(Entries taken from a collection)
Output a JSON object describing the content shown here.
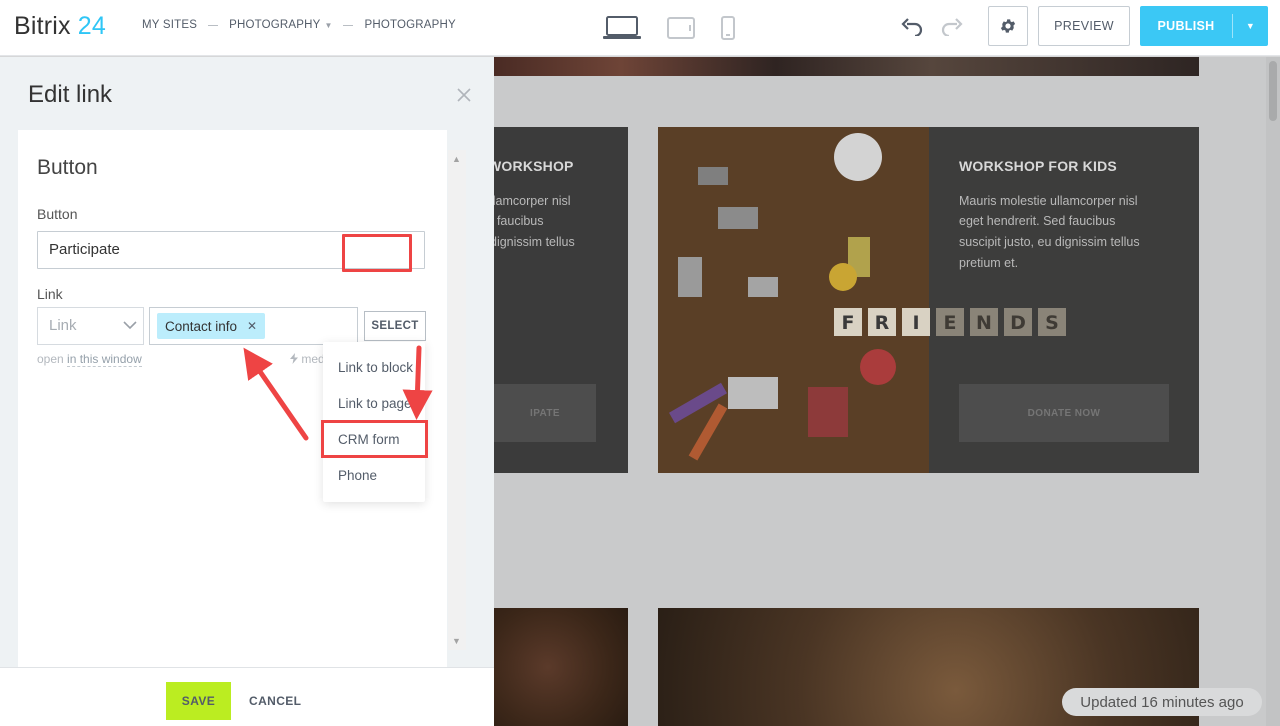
{
  "topbar": {
    "logo_text": "Bitrix",
    "logo_num": "24",
    "breadcrumbs": [
      "MY SITES",
      "PHOTOGRAPHY",
      "PHOTOGRAPHY"
    ],
    "preview_label": "PREVIEW",
    "publish_label": "PUBLISH",
    "icons": [
      "desktop-icon",
      "tablet-icon",
      "mobile-icon",
      "undo-icon",
      "redo-icon",
      "gear-icon"
    ]
  },
  "background_page": {
    "cards": [
      {
        "title": "WORKSHOP",
        "text": [
          "llamcorper nisl",
          "t faucibus",
          "dignissim tellus"
        ],
        "button": "IPATE"
      },
      {
        "title": "WORKSHOP FOR KIDS",
        "text": [
          "Mauris molestie ullamcorper nisl",
          "eget hendrerit. Sed faucibus",
          "suscipit justo, eu dignissim tellus",
          "pretium et."
        ],
        "button": "DONATE NOW"
      }
    ],
    "photo_letters": [
      "F",
      "R",
      "I",
      "E",
      "N",
      "D",
      "S"
    ],
    "status": "Updated 16 minutes ago"
  },
  "panel": {
    "title": "Edit link",
    "card_title": "Button",
    "button_field_label": "Button",
    "button_field_value": "Participate",
    "link_field_label": "Link",
    "link_type_value": "Link",
    "tag_label": "Contact info",
    "select_label": "SELECT",
    "open_in_prefix": "open",
    "open_in_target": "in this window",
    "media_label": "med",
    "menu_items": [
      "Link to block",
      "Link to page",
      "CRM form",
      "Phone"
    ],
    "save_label": "SAVE",
    "cancel_label": "CANCEL"
  },
  "colors": {
    "accent": "#2fc6f6",
    "publish": "#3bc8f5",
    "save": "#bbed21",
    "highlight": "#ee4444",
    "tag": "#bcedfc"
  }
}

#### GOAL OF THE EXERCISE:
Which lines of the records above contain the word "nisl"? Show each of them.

#### ANSWER FOR THIS EXERCISE:
          "llamcorper nisl",
          "Mauris molestie ullamcorper nisl",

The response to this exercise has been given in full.